The Melbourne Sydney Orchestra has been working closely with the Special Region of Yogyakarta in Indonesia and the Australia-Indonesia Centre (AIC) to strengthen our diplomatic, cultural and artistic relationships.
In October 2016, at the invitation of His Majesty and Governor of the Region, Sri Sultan Hamengkubuwono X, MSO delivered their first music camp for 40 Indonesian students and their teachers.
This cultural exchange was cemented with a Memorandum of Understanding between the groups, signed by the Sultan of Yogyakarta, His Excellency Sri Sultan Hamengkubuwono X, and the Chairman of the Australia-Indonesia Centre, Mr Harold Mitchell AC in November 2015.
A seven-member team from the MSO, including five string musicians, the Managing Director and the Operations Director, visited Yogyakarta to host a five-day music camp last October. Forty talented Indonesian music students engaged in workshops and rehearsals, culminating in a collaborative performance. The concert was attended by over 300 guests, including His Excellency, Hamengku Buwono X, the Sultan of Yogyakarta together with his family.

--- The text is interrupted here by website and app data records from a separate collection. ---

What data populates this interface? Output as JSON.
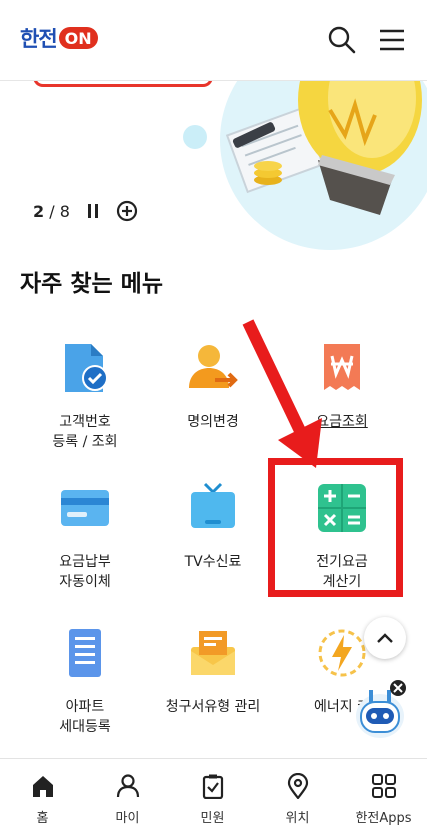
{
  "header": {
    "logo_text": "한전",
    "logo_on": "ON",
    "search_icon": "search-icon",
    "menu_icon": "hamburger-menu-icon"
  },
  "banner": {
    "current_page": "2",
    "separator": "/",
    "total_pages": "8",
    "pause_icon": "pause-icon",
    "add_icon": "plus-circle-icon"
  },
  "section": {
    "title": "자주 찾는 메뉴"
  },
  "menu_items": [
    {
      "label": "고객번호\n등록 / 조회",
      "icon": "customer-number-check-icon"
    },
    {
      "label": "명의변경",
      "icon": "name-change-icon"
    },
    {
      "label": "요금조회",
      "icon": "bill-inquiry-icon"
    },
    {
      "label": "요금납부\n자동이체",
      "icon": "card-payment-icon"
    },
    {
      "label": "TV수신료",
      "icon": "tv-icon"
    },
    {
      "label": "전기요금\n계산기",
      "icon": "calculator-icon"
    },
    {
      "label": "아파트\n세대등록",
      "icon": "apartment-icon"
    },
    {
      "label": "청구서유형 관리",
      "icon": "envelope-icon"
    },
    {
      "label": "에너지 캐",
      "icon": "energy-icon"
    }
  ],
  "tabs": [
    {
      "label": "홈",
      "icon": "home-icon"
    },
    {
      "label": "마이",
      "icon": "user-icon"
    },
    {
      "label": "민원",
      "icon": "clipboard-check-icon"
    },
    {
      "label": "위치",
      "icon": "location-pin-icon"
    },
    {
      "label": "한전Apps",
      "icon": "apps-grid-icon"
    }
  ],
  "colors": {
    "brand_blue": "#1f4fb3",
    "brand_red": "#e0301e",
    "highlight_red": "#e81c1c"
  }
}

Students commented on how much they enjoyed the very different teaching environment created atthe camp and the overall sense of encouragement. It was also an incredible opportunity to work one on one with the visiting teacher and to talk about their interpretations and the different music styles. MSO musicians were amazed by the speed of progress across the students and their willingness to work hard and seriously while also having fun, they were receptive and prepared to try new things.
The MSO team also had the opportunity to learn more about Yogyakarta and its people. They were particularly struck by the openness and warmth in all their connections and the synergy the two cities share through their deep connection to the arts.
The final concert was exciting —“it was fantastic…..everyone played out of their skins!- It was bigger than the sum of the parts.” MSO Steve Reeves, Principal Double Bass, MSO
Students and teachers alike only regret was, that it was over in a week.
As the first Australian orchestra to present a music camp of this nature in the region, the MSO is continuing to develop further engagement strategies that build our cross-cultural connections. They hope to return to Yogyakarta in August 2017 to be the first western orchestra to perform at the Prambanan Temple.
“We wish to express our appreciation to the team at the MSO for their international vision. Music, like fashion and food, brings people together, it makes me smile, and it reminds us that, no matter what the nationality, we have much in common and much to celebrate.”
– Paul Ramadge, Director of the Australia-Indonesia Centre
This visit is a step towards the landmark event planned for March 2017, when the Melbourne Symphony Orchestra will perform at the World Heritage-listed Prambanan Temple.
This link http://www.mso.com.au/media-centre/news/2017/02/mso-visits-indonesia/ takes you to a video produced by the Australia-Indonesia Centre, with highlights of the value of these artistic exchanges, and the opportunities for innovation that arose from working in partnership.